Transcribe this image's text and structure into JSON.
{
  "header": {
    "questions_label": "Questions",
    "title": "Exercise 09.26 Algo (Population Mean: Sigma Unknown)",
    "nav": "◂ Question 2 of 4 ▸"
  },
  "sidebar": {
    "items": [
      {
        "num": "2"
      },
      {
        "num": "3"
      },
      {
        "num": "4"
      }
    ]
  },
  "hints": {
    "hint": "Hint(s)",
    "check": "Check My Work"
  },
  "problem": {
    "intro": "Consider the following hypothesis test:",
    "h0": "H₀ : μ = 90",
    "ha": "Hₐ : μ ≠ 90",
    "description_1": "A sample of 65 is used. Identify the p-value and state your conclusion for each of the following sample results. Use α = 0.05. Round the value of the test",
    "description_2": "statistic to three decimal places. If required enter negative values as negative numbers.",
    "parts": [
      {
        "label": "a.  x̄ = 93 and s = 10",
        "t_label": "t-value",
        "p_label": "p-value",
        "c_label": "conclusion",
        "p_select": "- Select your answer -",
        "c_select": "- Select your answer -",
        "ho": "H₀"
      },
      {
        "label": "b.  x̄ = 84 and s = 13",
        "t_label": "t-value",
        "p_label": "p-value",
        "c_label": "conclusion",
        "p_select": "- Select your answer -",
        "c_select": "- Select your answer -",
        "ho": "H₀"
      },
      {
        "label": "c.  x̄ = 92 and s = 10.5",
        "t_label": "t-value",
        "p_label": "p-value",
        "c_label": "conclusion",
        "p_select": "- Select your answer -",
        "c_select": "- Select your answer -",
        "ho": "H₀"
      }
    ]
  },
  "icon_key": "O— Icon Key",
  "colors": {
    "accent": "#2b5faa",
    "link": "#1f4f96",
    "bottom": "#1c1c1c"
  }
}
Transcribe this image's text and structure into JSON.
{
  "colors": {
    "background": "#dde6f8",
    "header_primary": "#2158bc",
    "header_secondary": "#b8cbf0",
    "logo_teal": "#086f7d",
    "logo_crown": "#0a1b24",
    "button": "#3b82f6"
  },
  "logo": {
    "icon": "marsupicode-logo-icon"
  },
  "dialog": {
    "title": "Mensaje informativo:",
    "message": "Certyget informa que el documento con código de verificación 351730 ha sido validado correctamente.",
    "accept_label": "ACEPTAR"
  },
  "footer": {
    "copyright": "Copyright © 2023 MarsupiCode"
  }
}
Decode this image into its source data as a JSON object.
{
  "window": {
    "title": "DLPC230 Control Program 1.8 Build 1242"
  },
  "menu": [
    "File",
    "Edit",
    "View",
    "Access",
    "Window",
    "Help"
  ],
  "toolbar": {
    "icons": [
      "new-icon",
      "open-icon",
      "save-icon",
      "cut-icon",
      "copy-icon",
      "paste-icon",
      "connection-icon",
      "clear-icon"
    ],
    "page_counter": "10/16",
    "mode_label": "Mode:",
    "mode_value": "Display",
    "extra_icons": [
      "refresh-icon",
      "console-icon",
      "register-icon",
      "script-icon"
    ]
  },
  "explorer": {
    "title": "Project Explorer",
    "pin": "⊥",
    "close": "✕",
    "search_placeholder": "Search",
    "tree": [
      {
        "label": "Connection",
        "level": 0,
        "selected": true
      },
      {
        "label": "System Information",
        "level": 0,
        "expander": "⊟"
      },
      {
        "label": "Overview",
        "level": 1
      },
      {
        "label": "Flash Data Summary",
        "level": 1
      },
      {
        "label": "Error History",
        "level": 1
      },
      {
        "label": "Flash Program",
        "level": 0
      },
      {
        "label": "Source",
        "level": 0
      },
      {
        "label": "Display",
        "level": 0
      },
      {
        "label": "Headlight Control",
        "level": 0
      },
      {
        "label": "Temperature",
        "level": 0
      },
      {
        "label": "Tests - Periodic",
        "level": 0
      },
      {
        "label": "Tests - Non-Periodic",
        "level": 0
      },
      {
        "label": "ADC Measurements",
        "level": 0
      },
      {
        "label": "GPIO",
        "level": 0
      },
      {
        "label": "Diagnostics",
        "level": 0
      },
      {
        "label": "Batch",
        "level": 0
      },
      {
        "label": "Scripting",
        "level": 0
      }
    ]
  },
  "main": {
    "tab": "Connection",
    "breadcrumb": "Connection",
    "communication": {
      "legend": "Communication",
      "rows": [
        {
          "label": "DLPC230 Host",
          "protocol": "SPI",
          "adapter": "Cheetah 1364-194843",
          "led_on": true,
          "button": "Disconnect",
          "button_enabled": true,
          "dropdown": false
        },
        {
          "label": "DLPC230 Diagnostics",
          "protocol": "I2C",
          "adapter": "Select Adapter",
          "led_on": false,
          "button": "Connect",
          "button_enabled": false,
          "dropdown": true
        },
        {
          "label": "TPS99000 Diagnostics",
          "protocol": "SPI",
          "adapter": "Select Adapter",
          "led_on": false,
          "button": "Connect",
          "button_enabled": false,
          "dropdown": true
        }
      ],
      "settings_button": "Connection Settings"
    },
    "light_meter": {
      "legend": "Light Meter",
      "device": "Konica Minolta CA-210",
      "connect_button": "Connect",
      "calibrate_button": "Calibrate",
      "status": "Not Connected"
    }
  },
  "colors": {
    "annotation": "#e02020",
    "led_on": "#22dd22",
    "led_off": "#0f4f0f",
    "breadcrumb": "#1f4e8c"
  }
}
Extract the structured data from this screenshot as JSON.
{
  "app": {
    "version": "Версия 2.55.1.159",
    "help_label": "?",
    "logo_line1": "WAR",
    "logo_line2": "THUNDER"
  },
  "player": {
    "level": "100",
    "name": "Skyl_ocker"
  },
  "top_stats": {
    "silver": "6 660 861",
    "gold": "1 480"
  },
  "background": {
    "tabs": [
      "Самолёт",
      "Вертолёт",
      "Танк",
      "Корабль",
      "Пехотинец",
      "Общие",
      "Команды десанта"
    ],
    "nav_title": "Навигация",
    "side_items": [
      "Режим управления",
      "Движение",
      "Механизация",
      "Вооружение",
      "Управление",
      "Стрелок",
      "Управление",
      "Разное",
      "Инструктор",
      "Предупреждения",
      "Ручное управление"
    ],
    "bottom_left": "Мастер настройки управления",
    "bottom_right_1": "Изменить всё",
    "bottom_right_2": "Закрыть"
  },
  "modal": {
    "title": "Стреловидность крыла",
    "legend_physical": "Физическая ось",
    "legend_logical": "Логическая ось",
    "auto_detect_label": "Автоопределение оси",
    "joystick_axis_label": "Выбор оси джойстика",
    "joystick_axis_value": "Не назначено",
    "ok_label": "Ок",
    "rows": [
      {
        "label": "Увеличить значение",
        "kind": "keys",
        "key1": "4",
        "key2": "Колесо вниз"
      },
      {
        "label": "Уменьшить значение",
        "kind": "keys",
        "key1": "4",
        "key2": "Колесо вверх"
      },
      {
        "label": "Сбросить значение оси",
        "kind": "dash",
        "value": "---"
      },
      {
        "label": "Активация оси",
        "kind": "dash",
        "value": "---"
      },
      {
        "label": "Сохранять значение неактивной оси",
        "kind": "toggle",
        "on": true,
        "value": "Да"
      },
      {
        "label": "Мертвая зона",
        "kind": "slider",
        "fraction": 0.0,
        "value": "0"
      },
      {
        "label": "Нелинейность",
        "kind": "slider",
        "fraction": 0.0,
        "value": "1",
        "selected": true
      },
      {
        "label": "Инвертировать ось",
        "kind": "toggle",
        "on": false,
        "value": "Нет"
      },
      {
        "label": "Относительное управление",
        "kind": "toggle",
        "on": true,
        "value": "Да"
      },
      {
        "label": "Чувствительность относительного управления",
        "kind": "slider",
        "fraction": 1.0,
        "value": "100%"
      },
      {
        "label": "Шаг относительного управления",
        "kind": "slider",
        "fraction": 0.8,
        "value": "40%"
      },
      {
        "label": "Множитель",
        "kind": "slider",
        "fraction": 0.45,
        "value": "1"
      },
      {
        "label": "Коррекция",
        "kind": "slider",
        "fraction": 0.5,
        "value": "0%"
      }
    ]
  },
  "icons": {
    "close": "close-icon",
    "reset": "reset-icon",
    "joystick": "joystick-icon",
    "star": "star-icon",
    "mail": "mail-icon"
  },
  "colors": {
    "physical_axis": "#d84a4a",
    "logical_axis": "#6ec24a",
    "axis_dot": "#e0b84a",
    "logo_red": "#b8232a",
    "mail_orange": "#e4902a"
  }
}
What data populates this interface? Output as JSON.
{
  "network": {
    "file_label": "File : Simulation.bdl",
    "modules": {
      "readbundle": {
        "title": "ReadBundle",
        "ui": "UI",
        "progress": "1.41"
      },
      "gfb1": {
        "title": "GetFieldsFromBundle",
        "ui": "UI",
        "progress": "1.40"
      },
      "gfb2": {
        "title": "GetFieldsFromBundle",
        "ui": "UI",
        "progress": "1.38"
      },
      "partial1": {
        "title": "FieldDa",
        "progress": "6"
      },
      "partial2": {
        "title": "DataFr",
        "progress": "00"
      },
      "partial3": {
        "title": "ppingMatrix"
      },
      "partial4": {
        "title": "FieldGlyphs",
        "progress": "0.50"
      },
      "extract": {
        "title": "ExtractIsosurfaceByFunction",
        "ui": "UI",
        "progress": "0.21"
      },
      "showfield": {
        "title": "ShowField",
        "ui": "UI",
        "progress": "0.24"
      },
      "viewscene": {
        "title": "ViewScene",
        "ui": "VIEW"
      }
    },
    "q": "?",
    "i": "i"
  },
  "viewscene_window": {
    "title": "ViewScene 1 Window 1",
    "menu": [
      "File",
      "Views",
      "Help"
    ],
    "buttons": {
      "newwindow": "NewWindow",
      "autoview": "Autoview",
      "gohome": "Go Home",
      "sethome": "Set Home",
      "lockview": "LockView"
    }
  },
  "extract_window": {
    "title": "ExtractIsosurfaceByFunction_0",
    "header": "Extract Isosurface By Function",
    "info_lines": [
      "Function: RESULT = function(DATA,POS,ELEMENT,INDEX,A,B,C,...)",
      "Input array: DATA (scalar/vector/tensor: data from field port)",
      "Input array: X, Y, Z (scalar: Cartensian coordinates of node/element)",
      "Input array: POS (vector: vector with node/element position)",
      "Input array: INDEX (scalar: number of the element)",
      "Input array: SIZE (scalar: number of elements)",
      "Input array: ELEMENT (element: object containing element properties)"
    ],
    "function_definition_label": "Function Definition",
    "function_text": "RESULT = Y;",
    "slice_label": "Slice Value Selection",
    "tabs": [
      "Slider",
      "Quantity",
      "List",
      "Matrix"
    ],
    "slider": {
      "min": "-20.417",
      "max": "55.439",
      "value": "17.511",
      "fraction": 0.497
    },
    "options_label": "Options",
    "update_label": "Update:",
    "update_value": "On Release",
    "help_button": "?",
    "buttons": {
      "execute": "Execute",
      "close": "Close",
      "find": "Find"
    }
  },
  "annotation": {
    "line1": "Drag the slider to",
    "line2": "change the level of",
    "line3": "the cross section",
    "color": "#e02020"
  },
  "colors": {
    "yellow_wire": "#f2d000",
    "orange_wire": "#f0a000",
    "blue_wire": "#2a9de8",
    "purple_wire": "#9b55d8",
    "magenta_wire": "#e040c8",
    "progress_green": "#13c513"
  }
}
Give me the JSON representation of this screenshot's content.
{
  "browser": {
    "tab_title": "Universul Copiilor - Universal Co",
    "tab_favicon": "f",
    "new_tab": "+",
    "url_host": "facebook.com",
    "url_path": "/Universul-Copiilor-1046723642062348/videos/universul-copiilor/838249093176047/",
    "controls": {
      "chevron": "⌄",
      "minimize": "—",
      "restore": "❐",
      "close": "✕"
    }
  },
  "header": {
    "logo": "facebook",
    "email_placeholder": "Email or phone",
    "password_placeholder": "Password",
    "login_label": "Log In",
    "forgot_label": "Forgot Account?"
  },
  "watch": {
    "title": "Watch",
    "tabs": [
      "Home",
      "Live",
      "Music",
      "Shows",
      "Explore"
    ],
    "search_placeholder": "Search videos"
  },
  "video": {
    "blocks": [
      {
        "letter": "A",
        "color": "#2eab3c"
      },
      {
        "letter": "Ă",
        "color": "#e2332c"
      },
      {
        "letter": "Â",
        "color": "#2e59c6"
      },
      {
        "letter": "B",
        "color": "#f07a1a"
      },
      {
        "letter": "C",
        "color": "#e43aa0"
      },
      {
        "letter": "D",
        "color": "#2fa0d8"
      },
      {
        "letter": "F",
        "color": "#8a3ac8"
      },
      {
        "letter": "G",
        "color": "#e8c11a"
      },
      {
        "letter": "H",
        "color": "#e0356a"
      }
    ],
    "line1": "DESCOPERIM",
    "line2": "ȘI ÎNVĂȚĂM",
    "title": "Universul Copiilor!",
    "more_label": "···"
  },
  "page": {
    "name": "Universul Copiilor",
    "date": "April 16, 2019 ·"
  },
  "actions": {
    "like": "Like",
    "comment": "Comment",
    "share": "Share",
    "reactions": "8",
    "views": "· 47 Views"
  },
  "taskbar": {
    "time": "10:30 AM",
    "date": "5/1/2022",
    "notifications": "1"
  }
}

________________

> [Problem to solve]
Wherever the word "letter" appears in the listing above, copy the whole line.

> [Expected output]
        "letter": "A",
        "letter": "Ă",
        "letter": "Â",
        "letter": "B",
        "letter": "C",
        "letter": "D",
        "letter": "F",
        "letter": "G",
        "letter": "H",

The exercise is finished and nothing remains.